“me and my brother …” is a valid construction

I’m different from my brother.

“Me and my brother are really different”
— it should be " I and my brother are different" or " I and my brother are really different"

@ Dhesy

Your two sentences are

" I and my brother are different"
" I and my brother are really different""

Everything that I understand about grammar tells me that these should be correct. However, they are not. No native speaker of English would say this. We would always say ‘me and my brother are different’. I do not know why this is.

“Me and my brother are different” is colliqually correct, but technically it is as wrong as “I and my brother are different.”

The correct phrase is “My brother and I are different.” I believe this grammar rule has something to do with personal humility. The first person pronoun always comes last.

It’s stupid. I rarely say it like this, but that is just the way it is ;/

Ah yes. This is something old people and young teenage girls used to take joy in telling me a lot when I was a kid. It conforms to how I understand grammar better than ‘me and my brother’, but I still don’t speak like that.
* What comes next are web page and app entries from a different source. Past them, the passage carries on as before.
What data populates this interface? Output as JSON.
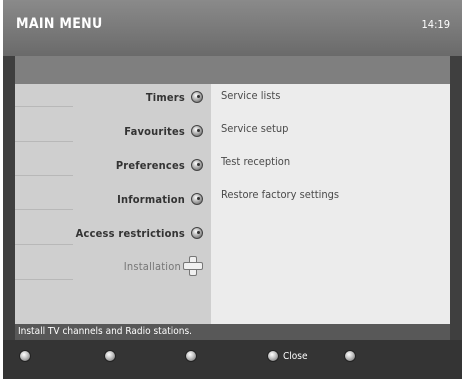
{
  "header": {
    "title": "MAIN MENU",
    "clock": "14:19"
  },
  "menu": {
    "items": [
      {
        "label": "Timers"
      },
      {
        "label": "Favourites"
      },
      {
        "label": "Preferences"
      },
      {
        "label": "Information"
      },
      {
        "label": "Access restrictions"
      },
      {
        "label": "Installation",
        "selected": true
      }
    ],
    "icons": {
      "default": "knob-icon",
      "selected": "dpad-navigation-icon"
    }
  },
  "submenu": {
    "items": [
      {
        "label": "Service lists"
      },
      {
        "label": "Service setup"
      },
      {
        "label": "Test reception"
      },
      {
        "label": "Restore factory settings"
      }
    ]
  },
  "status": {
    "text": "Install TV channels and Radio stations."
  },
  "footer": {
    "buttons": [
      {
        "label": "",
        "icon": "red-key-icon"
      },
      {
        "label": "",
        "icon": "green-key-icon"
      },
      {
        "label": "",
        "icon": "yellow-key-icon"
      },
      {
        "label": "Close",
        "icon": "blue-key-icon"
      },
      {
        "label": "",
        "icon": "option-key-icon"
      }
    ]
  }
}
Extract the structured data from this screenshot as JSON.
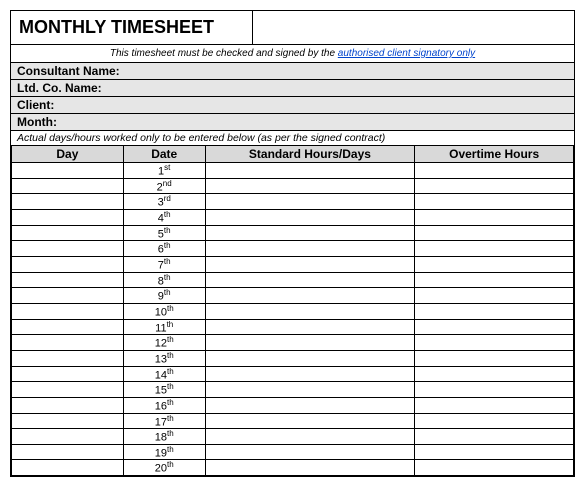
{
  "title": "MONTHLY TIMESHEET",
  "notice_prefix": "This timesheet must be checked and signed by the ",
  "notice_link": "authorised client signatory only",
  "info": {
    "consultant_label": "Consultant Name:",
    "consultant_value": "",
    "company_label": "Ltd. Co. Name:",
    "company_value": "",
    "client_label": "Client:",
    "client_value": "",
    "month_label": "Month:",
    "month_value": ""
  },
  "subnote": "Actual days/hours worked only to be entered below (as per the signed contract)",
  "headers": {
    "day": "Day",
    "date": "Date",
    "std": "Standard Hours/Days",
    "ot": "Overtime Hours"
  },
  "rows": [
    {
      "day": "",
      "date_num": "1",
      "date_ord": "st",
      "std": "",
      "ot": ""
    },
    {
      "day": "",
      "date_num": "2",
      "date_ord": "nd",
      "std": "",
      "ot": ""
    },
    {
      "day": "",
      "date_num": "3",
      "date_ord": "rd",
      "std": "",
      "ot": ""
    },
    {
      "day": "",
      "date_num": "4",
      "date_ord": "th",
      "std": "",
      "ot": ""
    },
    {
      "day": "",
      "date_num": "5",
      "date_ord": "th",
      "std": "",
      "ot": ""
    },
    {
      "day": "",
      "date_num": "6",
      "date_ord": "th",
      "std": "",
      "ot": ""
    },
    {
      "day": "",
      "date_num": "7",
      "date_ord": "th",
      "std": "",
      "ot": ""
    },
    {
      "day": "",
      "date_num": "8",
      "date_ord": "th",
      "std": "",
      "ot": ""
    },
    {
      "day": "",
      "date_num": "9",
      "date_ord": "th",
      "std": "",
      "ot": ""
    },
    {
      "day": "",
      "date_num": "10",
      "date_ord": "th",
      "std": "",
      "ot": ""
    },
    {
      "day": "",
      "date_num": "11",
      "date_ord": "th",
      "std": "",
      "ot": ""
    },
    {
      "day": "",
      "date_num": "12",
      "date_ord": "th",
      "std": "",
      "ot": ""
    },
    {
      "day": "",
      "date_num": "13",
      "date_ord": "th",
      "std": "",
      "ot": ""
    },
    {
      "day": "",
      "date_num": "14",
      "date_ord": "th",
      "std": "",
      "ot": ""
    },
    {
      "day": "",
      "date_num": "15",
      "date_ord": "th",
      "std": "",
      "ot": ""
    },
    {
      "day": "",
      "date_num": "16",
      "date_ord": "th",
      "std": "",
      "ot": ""
    },
    {
      "day": "",
      "date_num": "17",
      "date_ord": "th",
      "std": "",
      "ot": ""
    },
    {
      "day": "",
      "date_num": "18",
      "date_ord": "th",
      "std": "",
      "ot": ""
    },
    {
      "day": "",
      "date_num": "19",
      "date_ord": "th",
      "std": "",
      "ot": ""
    },
    {
      "day": "",
      "date_num": "20",
      "date_ord": "th",
      "std": "",
      "ot": ""
    }
  ]
}
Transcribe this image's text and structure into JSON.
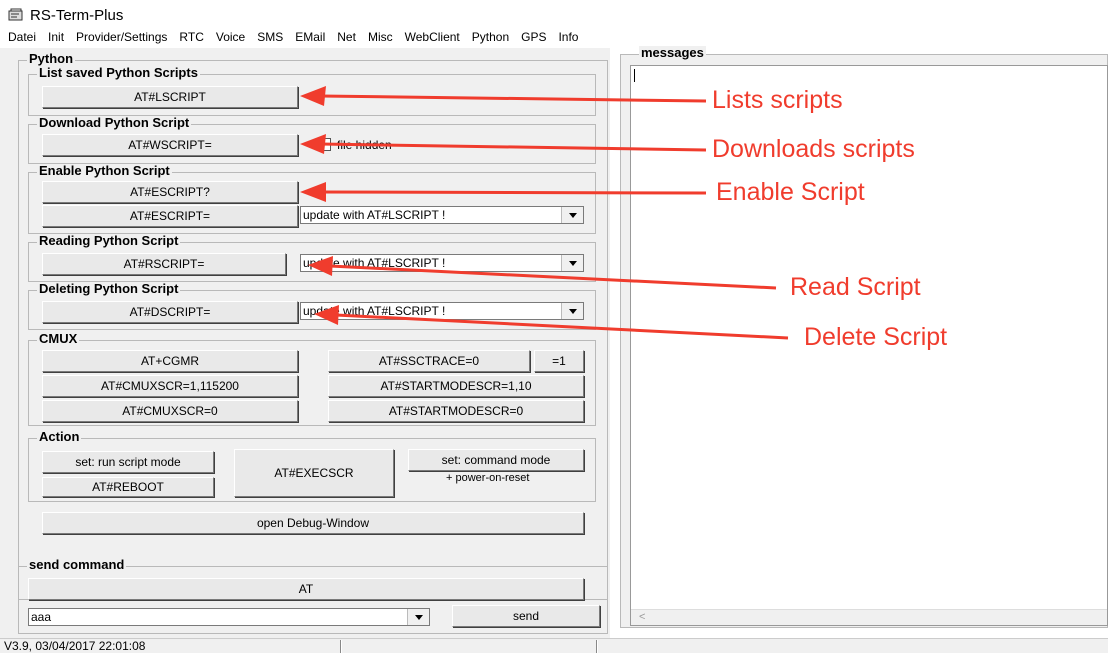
{
  "window": {
    "title": "RS-Term-Plus"
  },
  "menu": [
    "Datei",
    "Init",
    "Provider/Settings",
    "RTC",
    "Voice",
    "SMS",
    "EMail",
    "Net",
    "Misc",
    "WebClient",
    "Python",
    "GPS",
    "Info"
  ],
  "python": {
    "title": "Python",
    "list_group": {
      "title": "List saved Python Scripts",
      "button": "AT#LSCRIPT"
    },
    "download_group": {
      "title": "Download Python Script",
      "button": "AT#WSCRIPT=",
      "checkbox_label": "file hidden",
      "checkbox_checked": false
    },
    "enable_group": {
      "title": "Enable Python Script",
      "query_button": "AT#ESCRIPT?",
      "set_button": "AT#ESCRIPT=",
      "combo_value": "update with  AT#LSCRIPT !"
    },
    "read_group": {
      "title": "Reading Python Script",
      "button": "AT#RSCRIPT=",
      "combo_value": "update with  AT#LSCRIPT !"
    },
    "delete_group": {
      "title": "Deleting Python Script",
      "button": "AT#DSCRIPT=",
      "combo_value": "update with  AT#LSCRIPT !"
    },
    "cmux_group": {
      "title": "CMUX",
      "buttons": [
        "AT+CGMR",
        "AT#CMUXSCR=1,115200",
        "AT#CMUXSCR=0",
        "AT#SSCTRACE=0",
        "=1",
        "AT#STARTMODESCR=1,10",
        "AT#STARTMODESCR=0"
      ]
    },
    "action_group": {
      "title": "Action",
      "run_mode_button": "set: run script mode",
      "reboot_button": "AT#REBOOT",
      "exec_button": "AT#EXECSCR",
      "command_mode_button": "set: command mode",
      "power_note": "+ power-on-reset"
    },
    "debug_button": "open Debug-Window"
  },
  "send_command": {
    "title": "send command",
    "at_button": "AT",
    "input_value": "aaa",
    "send_button": "send"
  },
  "messages": {
    "title": "messages",
    "content": ""
  },
  "status": {
    "version": "V3.9, 03/04/2017 22:01:08"
  },
  "annotations": [
    "Lists scripts",
    "Downloads scripts",
    "Enable Script",
    "Read Script",
    "Delete Script"
  ],
  "colors": {
    "annotation": "#f03c2d",
    "panel_bg": "#f0f0f0"
  }
}
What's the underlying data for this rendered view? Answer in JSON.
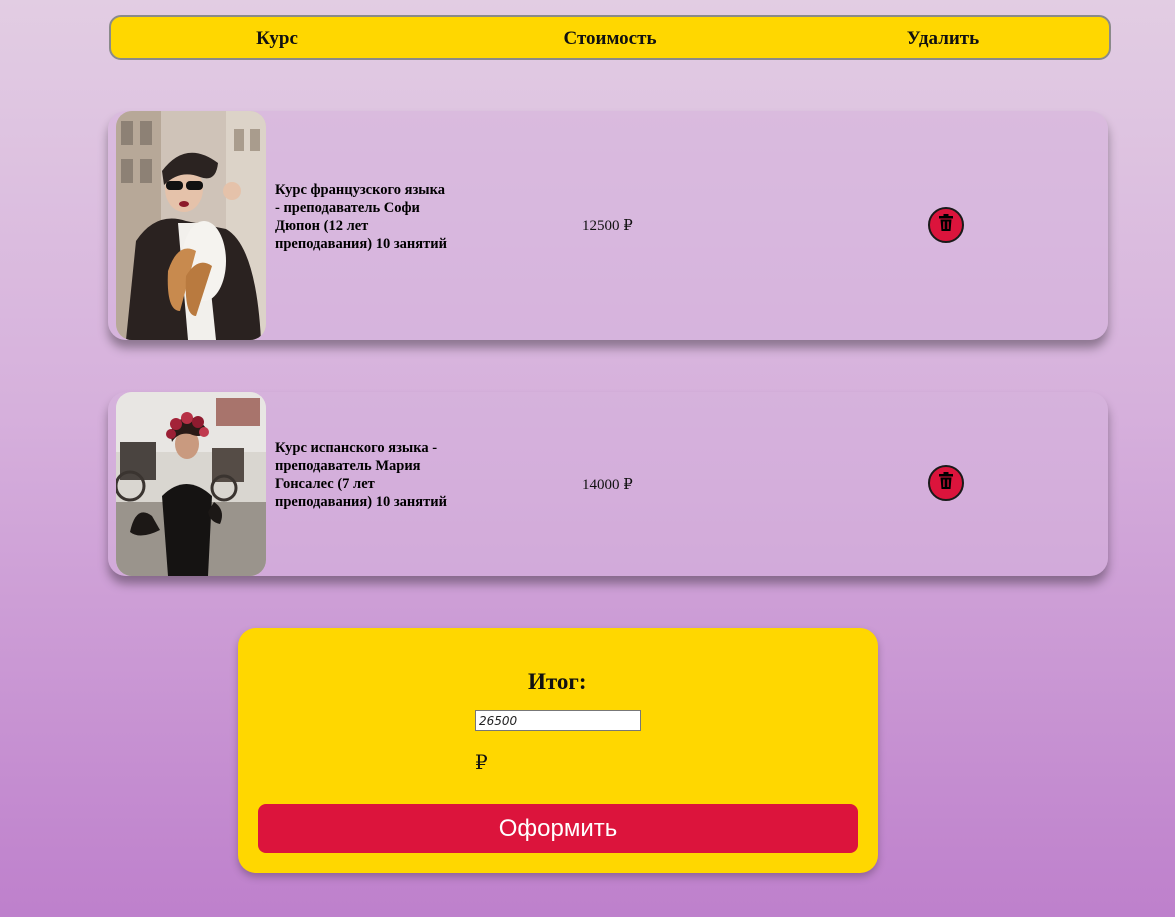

Still, both ‘me and my brother’ and ‘my brother and I’ sound fine to me.

I think the prescribed models of “someone / something and I” and “I and someone / something” are based on 18th/19th century grammarians, and their belief that English should reflect aspects of Latin. As Latin was held in such high regard in academia, and seen as a “perfect and logical” language. I think the Latin version of similar phrases has the the first person pronoun always in the nominative ( " I " ) and not in an ablative case (" me " ).

It’s a jugement call as who gets to define what is correct, “qualified” grammarians or “uneducated” speakers ; )

I would say “My brother and I went to school together…” The rule of thumb I was taught was to remove the “my brother and” and examine the rest of the sentence…“I went to school …”

However, if these are not the subject of the sentence, the word usage is different…“She went to school with me and my brother” would be the most natural usage.

Another way of expressing sentence 1 is to say “compared to my brother, I am really different .”

Another way of expressing sentence 1 is to say “compared to my brother, I am really different .”

In German we say “der Esel nennt sich stets zuerst” (the donkey always puts himself first), a great reminder of the personal humility aspect, it sounds so much better to say “My friend and I” rather than “I and my friend”…

At a conversational level ‘Me and my brother are really different’ would be acceptable. However, at a publication level, an editor would change that sentence to ‘My brother and I are quite different’. As djvlbass remarked, the first person pronoun is always last in a series. Consider how strange it would sound to say ‘My aunt, I, my brother, and my neighbor went on a picnic.’

The paraphrase ‘I am different ___ my brother’ would indicate ‘from’ in this context since you are emphasizing a separation between your brother and yourself. At a publication level, I would suggest ‘I am not the same as my brother’.

Its really tough learning a new language, isn’t it? The tables are turned as I try to learn Spanish.